Background and Aims: There are few data on the prevalence of synchronous colorectal lesions in patients who have large lateral spreading tumors (LLSTs). We sought to describe the rate of synchronous lesions found in patients who underwent endoscopic resection of large sessile adenomas and serrated lesions. Methods: This is a retrospective assessment of a prospectively created database of 728 consecutive patients with resected LLSTs who underwent complete clearing of the colon during 2 colonoscopies by a single expert endoscopist. Results: The 728 patients with resected LLSTs and complete clearing had 4578 synchronous lesions, including 584 patients (80.2%) with at least 1 synchronous conventional adenoma, 132 (18.1%) with at least 1 synchronous conventional adenoma ≥ 20 mm in size, 294 (40.4%) with at least 1 synchronous advanced conventional adenoma, and 6 patients with a synchronous lesion with cancer. Patients with an index large sessile conventional adenoma compared with those with an index large serrated lesion had on average more synchronous conventional adenomas (4.8 vs 2.9, . P = .001) and fewer synchronous serrated lesions (1.4 vs 4.5, . P < .001). Of the 97 patients with a serrated class index lesion, 28 (28.9%) met criteria for serrated polyposis. Conclusions: There is a very high prevalence of synchronous lesions, including other large and advanced synchronous lesions, in patients with flat or sessile conventional adenomas and serrated colorectal polyps. Patients with LLSTs in the colon need detailed clearing of the rest of the colon. Patients referred for endoscopic resection of serrated lesions ≥ 20 mm have a very high prevalence of serrated polyposis. This study has potential implications for further stratification of high-risk patient groups in postpolypectomy surveillance guidelines.

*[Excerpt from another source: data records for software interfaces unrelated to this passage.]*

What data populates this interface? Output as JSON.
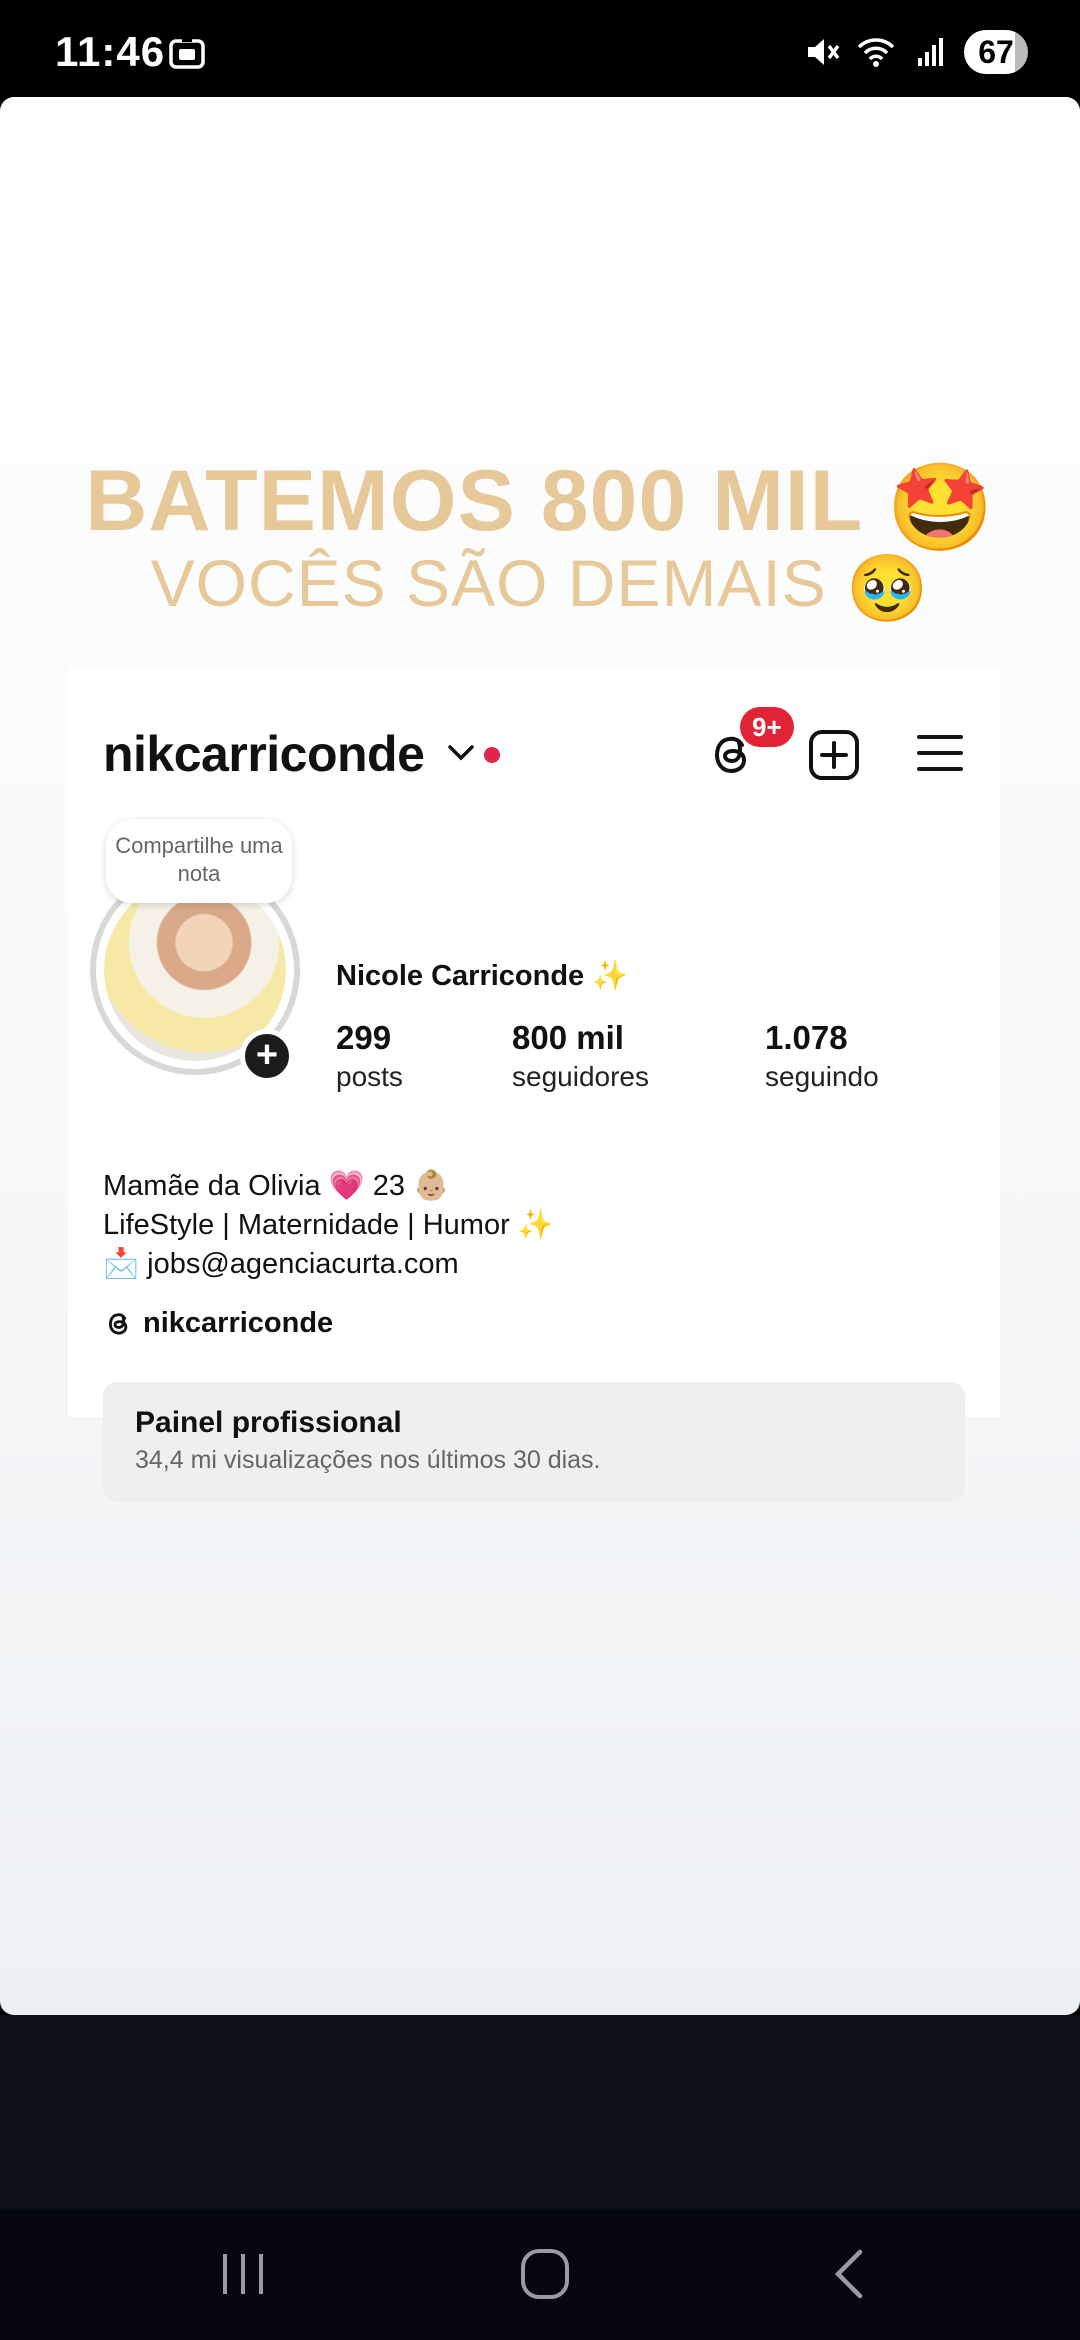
{
  "status_bar": {
    "time": "11:46",
    "battery": "67",
    "icons": [
      "screenshot-icon",
      "mute-icon",
      "wifi-icon",
      "signal-icon",
      "battery-icon"
    ]
  },
  "story": {
    "headline_1": "BATEMOS 800 MIL",
    "headline_1_emoji": "🤩",
    "headline_2": "VOCÊS SÃO DEMAIS",
    "headline_2_emoji": "🥹",
    "text_color": "#e7c899"
  },
  "profile": {
    "username": "nikcarriconde",
    "notification_badge": "9+",
    "note_bubble": "Compartilhe uma nota",
    "display_name": "Nicole Carriconde ✨",
    "stats": [
      {
        "value": "299",
        "label": "posts"
      },
      {
        "value": "800 mil",
        "label": "seguidores"
      },
      {
        "value": "1.078",
        "label": "seguindo"
      }
    ],
    "bio": [
      "Mamãe da Olivia 💗 23 👶🏼",
      "LifeStyle | Maternidade | Humor ✨",
      "📩 jobs@agenciacurta.com"
    ],
    "threads_handle": "nikcarriconde",
    "pro_panel": {
      "title": "Painel profissional",
      "subtitle": "34,4 mi visualizações nos últimos 30 dias."
    }
  },
  "nav_bar": {
    "buttons": [
      "recents-icon",
      "home-icon",
      "back-icon"
    ]
  }
}
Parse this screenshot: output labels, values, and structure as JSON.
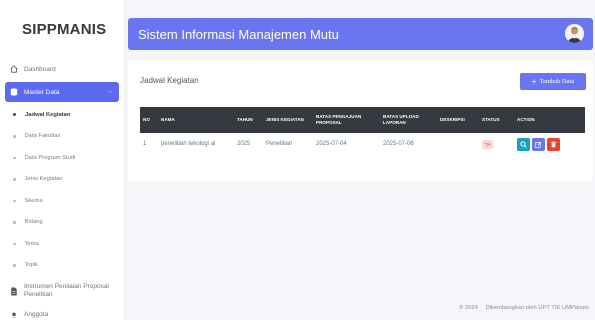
{
  "brand": "SIPPMANIS",
  "sidebar": {
    "items": [
      {
        "label": "Dashboard",
        "icon": "home-icon"
      },
      {
        "label": "Master Data",
        "icon": "database-icon",
        "active": true
      }
    ],
    "sub_items": [
      {
        "label": "Jadwal Kegiatan",
        "active": true
      },
      {
        "label": "Data Fakultas"
      },
      {
        "label": "Data Program Studi"
      },
      {
        "label": "Jenis Kegiatan"
      },
      {
        "label": "Skema"
      },
      {
        "label": "Bidang"
      },
      {
        "label": "Tema"
      },
      {
        "label": "Topik"
      }
    ],
    "instrumen_label": "Instrumen Penilaian Proposal Penelitian",
    "truncated_label": "Anggota"
  },
  "header": {
    "title": "Sistem Informasi Manajemen Mutu"
  },
  "card": {
    "title": "Jadwal Kegiatan",
    "add_button": "Tambah Data",
    "columns": [
      "NO",
      "NAMA",
      "TAHUN",
      "JENIS KEGIATAN",
      "BATAS PENGAJUAN PROPOSAL",
      "BATAS UPLOAD LAPORAN",
      "DESKRIPSI",
      "STATUS",
      "ACTION"
    ],
    "rows": [
      {
        "no": "1",
        "nama": "penelitian tekologi ai",
        "tahun": "2025",
        "jenis": "Penelitian",
        "batas_pengajuan": "2025-07-04",
        "batas_upload": "2025-07-06",
        "deskripsi": "",
        "status": "TA"
      }
    ]
  },
  "footer": {
    "year": "© 2024",
    "credit": "Dikembangkan oleh UPT TIK UMPalopo"
  },
  "colors": {
    "accent": "#6a75f0",
    "header_dark": "#343a40",
    "info": "#17a2b8",
    "danger": "#e8452c"
  }
}
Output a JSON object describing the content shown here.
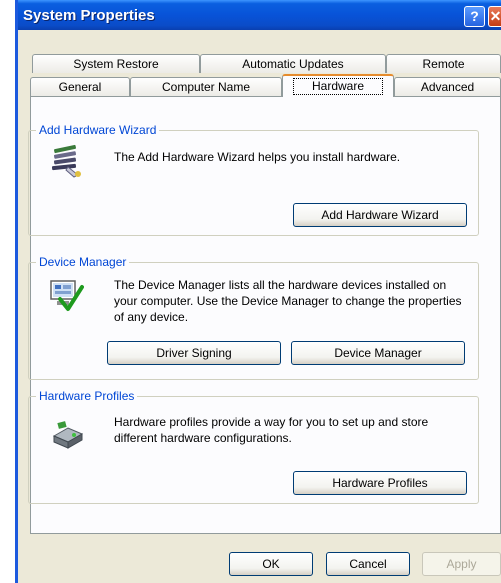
{
  "window": {
    "title": "System Properties",
    "help_glyph": "?",
    "close_glyph": "✕"
  },
  "tabs": {
    "row1": [
      "System Restore",
      "Automatic Updates",
      "Remote"
    ],
    "row2": [
      "General",
      "Computer Name",
      "Hardware",
      "Advanced"
    ],
    "active": "Hardware"
  },
  "hardware_wizard": {
    "title": "Add Hardware Wizard",
    "description": "The Add Hardware Wizard helps you install hardware.",
    "button_label": "Add Hardware Wizard",
    "icon": "hardware-wizard-icon"
  },
  "device_manager": {
    "title": "Device Manager",
    "description": "The Device Manager lists all the hardware devices installed on your computer. Use the Device Manager to change the properties of any device.",
    "driver_signing_label": "Driver Signing",
    "device_manager_label": "Device Manager",
    "icon": "device-manager-icon"
  },
  "hardware_profiles": {
    "title": "Hardware Profiles",
    "description": "Hardware profiles provide a way for you to set up and store different hardware configurations.",
    "button_label": "Hardware Profiles",
    "icon": "hardware-profiles-icon"
  },
  "footer": {
    "ok_label": "OK",
    "cancel_label": "Cancel",
    "apply_label": "Apply"
  },
  "colors": {
    "title_bar": "#0a5fe0",
    "group_title": "#0046d5",
    "tab_highlight": "#e68b2c"
  }
}
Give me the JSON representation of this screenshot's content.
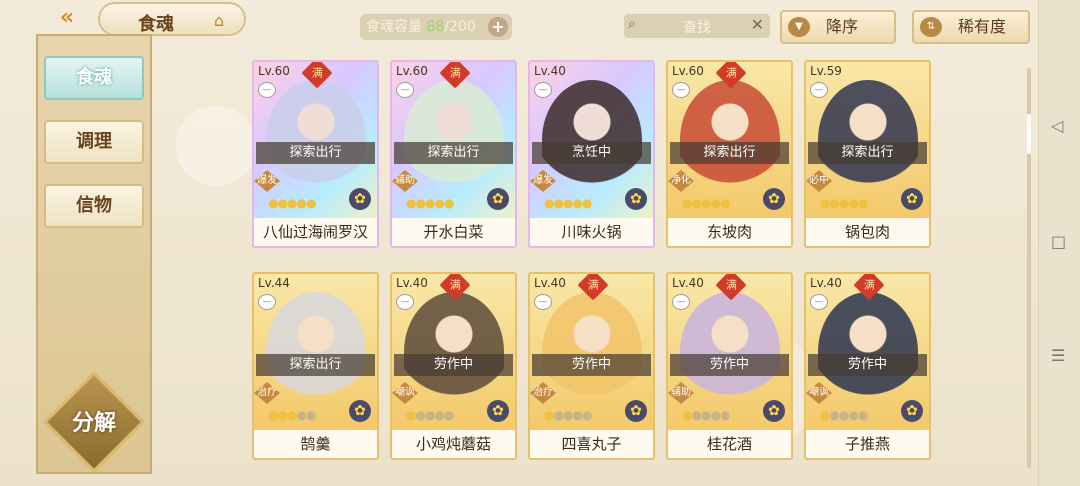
{
  "header": {
    "back_icon": "double-chevron-left-icon",
    "title": "食魂",
    "home_icon": "pavilion-icon",
    "capacity_label": "食魂容量",
    "capacity_current": "88",
    "capacity_max": "/200",
    "capacity_plus": "+",
    "search_label": "查找",
    "search_clear": "✕",
    "sort_label": "降序",
    "rarity_label": "稀有度"
  },
  "sidebar": {
    "tabs": [
      {
        "label": "食魂",
        "active": true
      },
      {
        "label": "调理",
        "active": false
      },
      {
        "label": "信物",
        "active": false
      }
    ],
    "decompose_label": "分解"
  },
  "cards": [
    {
      "level": "Lv.60",
      "full": "满",
      "status": "探索出行",
      "role": "爆发",
      "stars": 5,
      "name": "八仙过海闹罗汉",
      "rarity": "rainbow",
      "hue": "#c9cfe9"
    },
    {
      "level": "Lv.60",
      "full": "满",
      "status": "探索出行",
      "role": "辅助",
      "stars": 5,
      "name": "开水白菜",
      "rarity": "rainbow",
      "hue": "#d9ecd2"
    },
    {
      "level": "Lv.40",
      "full": "",
      "status": "烹饪中",
      "role": "爆发",
      "stars": 5,
      "name": "川味火锅",
      "rarity": "rainbow",
      "hue": "#3b2a2a"
    },
    {
      "level": "Lv.60",
      "full": "满",
      "status": "探索出行",
      "role": "净化",
      "stars": 5,
      "name": "东坡肉",
      "rarity": "gold",
      "hue": "#c84a36"
    },
    {
      "level": "Lv.59",
      "full": "",
      "status": "探索出行",
      "role": "必中",
      "stars": 5,
      "name": "锅包肉",
      "rarity": "gold",
      "hue": "#2f3550"
    },
    {
      "level": "Lv.44",
      "full": "",
      "status": "探索出行",
      "role": "治疗",
      "stars": 3,
      "name": "鹄羹",
      "rarity": "gold",
      "hue": "#d7d7de"
    },
    {
      "level": "Lv.40",
      "full": "满",
      "status": "劳作中",
      "role": "嘲讽",
      "stars": 1,
      "name": "小鸡炖蘑菇",
      "rarity": "gold",
      "hue": "#5b4a3a"
    },
    {
      "level": "Lv.40",
      "full": "满",
      "status": "劳作中",
      "role": "治疗",
      "stars": 1,
      "name": "四喜丸子",
      "rarity": "gold",
      "hue": "#f2c46a"
    },
    {
      "level": "Lv.40",
      "full": "满",
      "status": "劳作中",
      "role": "辅助",
      "stars": 1,
      "name": "桂花酒",
      "rarity": "gold",
      "hue": "#c8b3e0"
    },
    {
      "level": "Lv.40",
      "full": "满",
      "status": "劳作中",
      "role": "嘲讽",
      "stars": 1,
      "name": "子推燕",
      "rarity": "gold",
      "hue": "#2a3450"
    }
  ],
  "system_nav": {
    "back": "◁",
    "home": "□",
    "menu": "☰"
  }
}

ASJC Scopus subject areas
- Radiology Nuclear Medicine and imaging